* **What needs to be done**
Go through the data below and copy each line where the word "screenshot" occurs.

* **Material for the task**
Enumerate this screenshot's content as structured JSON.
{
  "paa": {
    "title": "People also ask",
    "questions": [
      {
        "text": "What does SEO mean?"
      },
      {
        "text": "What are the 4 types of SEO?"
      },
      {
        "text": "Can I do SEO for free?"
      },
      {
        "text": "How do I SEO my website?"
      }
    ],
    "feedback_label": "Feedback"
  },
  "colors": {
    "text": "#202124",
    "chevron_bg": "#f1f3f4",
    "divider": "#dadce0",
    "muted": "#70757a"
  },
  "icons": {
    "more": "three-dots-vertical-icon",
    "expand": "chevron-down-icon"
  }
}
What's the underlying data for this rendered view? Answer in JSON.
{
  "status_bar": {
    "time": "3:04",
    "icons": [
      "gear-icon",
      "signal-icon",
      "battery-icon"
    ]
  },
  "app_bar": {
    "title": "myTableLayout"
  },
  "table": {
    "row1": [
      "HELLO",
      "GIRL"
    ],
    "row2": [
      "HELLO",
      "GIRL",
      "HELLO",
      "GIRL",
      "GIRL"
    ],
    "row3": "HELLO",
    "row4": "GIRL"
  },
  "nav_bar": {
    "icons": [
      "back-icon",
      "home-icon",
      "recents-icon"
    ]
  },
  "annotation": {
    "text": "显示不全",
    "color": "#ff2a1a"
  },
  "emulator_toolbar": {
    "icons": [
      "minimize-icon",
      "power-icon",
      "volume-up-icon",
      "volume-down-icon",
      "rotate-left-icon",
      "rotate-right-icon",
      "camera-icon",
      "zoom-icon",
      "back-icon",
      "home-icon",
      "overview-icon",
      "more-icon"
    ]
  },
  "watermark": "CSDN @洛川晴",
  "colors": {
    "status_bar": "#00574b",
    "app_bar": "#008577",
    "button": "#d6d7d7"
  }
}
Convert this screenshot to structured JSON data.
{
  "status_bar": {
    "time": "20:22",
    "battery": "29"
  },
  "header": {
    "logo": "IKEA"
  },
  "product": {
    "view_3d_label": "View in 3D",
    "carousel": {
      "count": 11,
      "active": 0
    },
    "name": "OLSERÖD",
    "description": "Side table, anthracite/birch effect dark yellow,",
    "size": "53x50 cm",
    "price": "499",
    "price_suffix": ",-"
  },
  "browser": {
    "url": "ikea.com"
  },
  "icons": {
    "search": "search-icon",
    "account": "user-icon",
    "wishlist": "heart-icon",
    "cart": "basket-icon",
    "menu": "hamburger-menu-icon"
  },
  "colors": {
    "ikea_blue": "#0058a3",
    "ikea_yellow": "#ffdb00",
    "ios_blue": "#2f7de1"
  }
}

* **Output below**
Enumerate this screenshot's content as structured JSON.
Convert this screenshot to structured JSON data.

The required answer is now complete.